Task goal => Scan the listing below for the word "overdue" and copy every line where it occurs.

Supplied records =>
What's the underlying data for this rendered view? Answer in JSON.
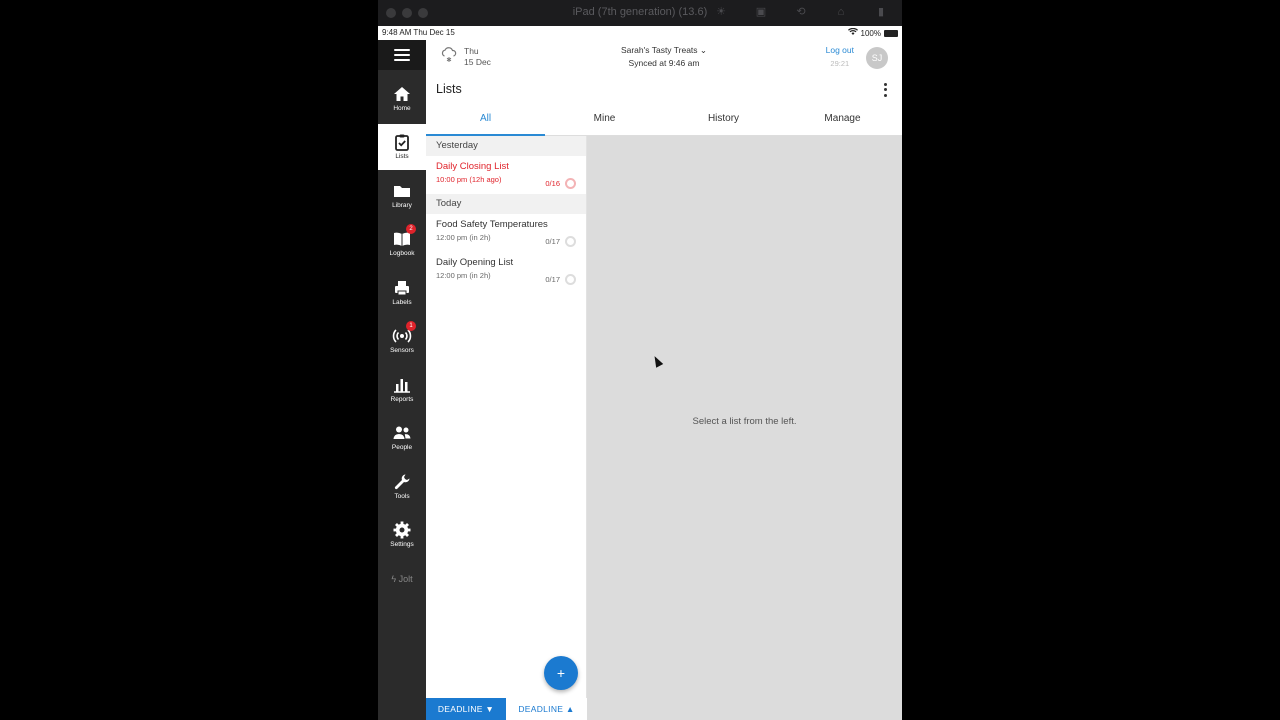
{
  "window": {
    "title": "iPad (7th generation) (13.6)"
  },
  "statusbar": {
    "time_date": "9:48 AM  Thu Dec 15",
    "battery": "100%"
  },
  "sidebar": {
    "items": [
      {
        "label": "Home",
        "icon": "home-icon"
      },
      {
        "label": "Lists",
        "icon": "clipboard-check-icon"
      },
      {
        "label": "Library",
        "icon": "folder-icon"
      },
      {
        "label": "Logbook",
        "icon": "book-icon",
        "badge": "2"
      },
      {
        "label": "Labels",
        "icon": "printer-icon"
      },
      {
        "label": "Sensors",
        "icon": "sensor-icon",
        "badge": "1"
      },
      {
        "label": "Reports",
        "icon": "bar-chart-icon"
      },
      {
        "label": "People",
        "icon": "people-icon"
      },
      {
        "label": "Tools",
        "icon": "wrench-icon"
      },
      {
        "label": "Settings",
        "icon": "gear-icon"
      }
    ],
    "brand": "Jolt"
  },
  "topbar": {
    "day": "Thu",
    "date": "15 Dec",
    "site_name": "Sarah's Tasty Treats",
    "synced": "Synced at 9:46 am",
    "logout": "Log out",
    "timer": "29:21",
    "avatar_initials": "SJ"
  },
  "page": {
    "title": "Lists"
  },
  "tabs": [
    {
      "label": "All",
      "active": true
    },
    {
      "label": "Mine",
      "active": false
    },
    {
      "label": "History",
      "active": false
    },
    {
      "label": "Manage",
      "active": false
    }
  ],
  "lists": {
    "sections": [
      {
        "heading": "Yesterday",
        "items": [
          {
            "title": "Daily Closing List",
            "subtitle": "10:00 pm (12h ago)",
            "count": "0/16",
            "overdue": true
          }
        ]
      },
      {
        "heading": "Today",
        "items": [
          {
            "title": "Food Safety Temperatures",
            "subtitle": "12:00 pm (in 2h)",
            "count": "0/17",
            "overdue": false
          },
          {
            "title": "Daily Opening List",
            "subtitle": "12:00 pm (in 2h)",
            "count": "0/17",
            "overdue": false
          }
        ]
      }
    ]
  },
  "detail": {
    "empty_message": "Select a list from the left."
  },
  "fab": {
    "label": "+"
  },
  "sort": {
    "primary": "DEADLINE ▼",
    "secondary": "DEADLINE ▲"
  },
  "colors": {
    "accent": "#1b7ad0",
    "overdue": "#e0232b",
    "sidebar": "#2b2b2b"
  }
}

Answer to this exercise =>
            "overdue": true
            "overdue": false
            "overdue": false
    "overdue": "#e0232b",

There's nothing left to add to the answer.